The title of this novel is, of course, ironic and might just as well have been entitled The Joys of Marriage. The story tells of the unfortunate lot of Nigerian women, particularly Igbo women, and how they suffer under male domination, with males being far more valued than females. The story opens in 1934 with Nnu Ego in Lagos, on her way to kill herself by throwing herself off a bridge. A flashback tells us how she got to that state. Her father was a chief in a village in Ibuza and had an affair with (but did not marry) Ona, her mother, the daughter of a chief. Ona was wild and spirited but her father’s only child. When she became pregnant, the father, as is Igbo custom, kept the child, Nnu Ego, while Ona went back to her father. Nnu Ego’s father and mother both died when she was a child. When she grew up, she was married to another chief but could not bear him any children so was returned to her family. At this point she was sent to marry Nnaife in Lagos.
She had never been out of Ibuza before. Though Nnaife was an Igbo, he worked for an English family as their washerman. Nnu Ego finds this very demeaning. More particularly, Nnaife is not a good husband, being both lazy and bullying. Nnu Ego manages to make some money trading illegally bought cigarettes, as Nnaife is reluctant to spend any money. She soon gets pregnant and has a son, Ngozi. However, one day she finds him dead and runs off to kill herself (this is where we came in). She is prevented from doing so. The rest of the novel tells of her travails. She has several children, some of whom cause her problems. The oldest, Oshia, costs money, as he wants education. He goes off to the United States and does not return. The second child ends up in Canada. The oldest girl, Kehinde, goes off to marry a Yoruba, causing her father to attack the family and ending up in jail. Apart from the jail episode, Nnaife is not a good husband. He loses his job when the English family return to England for the war and then he is press-ganged into the army. When his older brother dies, in accordance with Igbo tradition, he takes his wife. (The brother has three wives but one goes back to her family and the oldest one stays in Ibuza.) Nnu Ego is resentful but, while Nnaife is with the army, the new wife leaves to become a prostitute. When Nnaife returns from the war, he then takes another wife to salvage his pride. He is also a heavy drinker.
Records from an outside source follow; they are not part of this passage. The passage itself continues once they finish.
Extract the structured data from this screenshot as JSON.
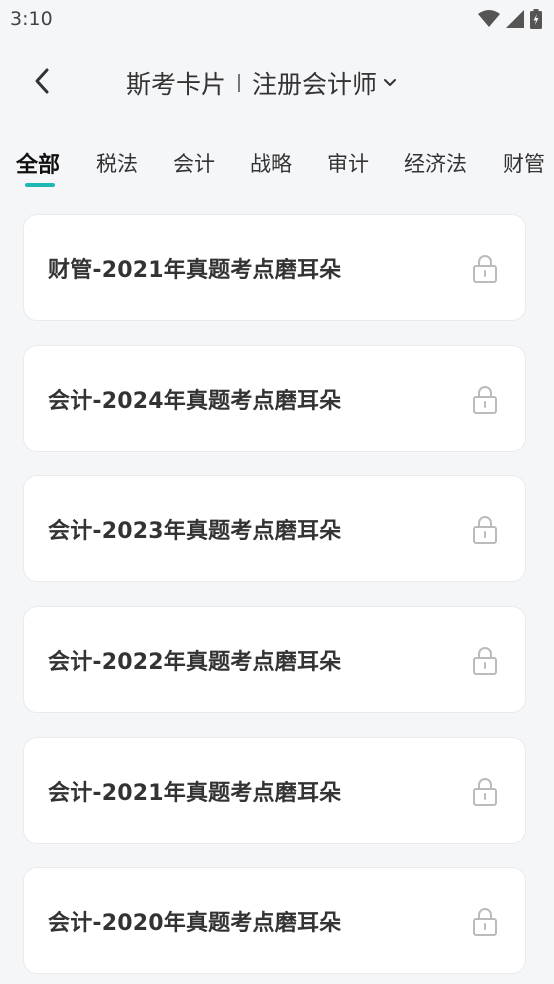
{
  "status_bar": {
    "time": "3:10"
  },
  "header": {
    "back_icon": "chevron-left-icon",
    "title": "斯考卡片",
    "subject": "注册会计师",
    "caret_icon": "chevron-down-icon"
  },
  "tabs": [
    {
      "label": "全部",
      "active": true
    },
    {
      "label": "税法",
      "active": false
    },
    {
      "label": "会计",
      "active": false
    },
    {
      "label": "战略",
      "active": false
    },
    {
      "label": "审计",
      "active": false
    },
    {
      "label": "经济法",
      "active": false
    },
    {
      "label": "财管",
      "active": false
    }
  ],
  "accent_color": "#1fb8b3",
  "cards": [
    {
      "title": "财管-2021年真题考点磨耳朵",
      "locked": true
    },
    {
      "title": "会计-2024年真题考点磨耳朵",
      "locked": true
    },
    {
      "title": "会计-2023年真题考点磨耳朵",
      "locked": true
    },
    {
      "title": "会计-2022年真题考点磨耳朵",
      "locked": true
    },
    {
      "title": "会计-2021年真题考点磨耳朵",
      "locked": true
    },
    {
      "title": "会计-2020年真题考点磨耳朵",
      "locked": true
    }
  ]
}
Nnu Ego does not have a happy life. She struggles to make ends meet. She never copes with Lagos nor with her husband. She only returns twice to Ibuza. The first time it is to see her beloved father die and the second time it is for her own death. Emecheta makes it clear that many of Nnu Ego’s problems stem from the way women are treated in the Igbo culture, though British colonialism is also a factor. The ending is not happy and, according to Emecheta, how could it be?
First published 1979 by Allison and Busby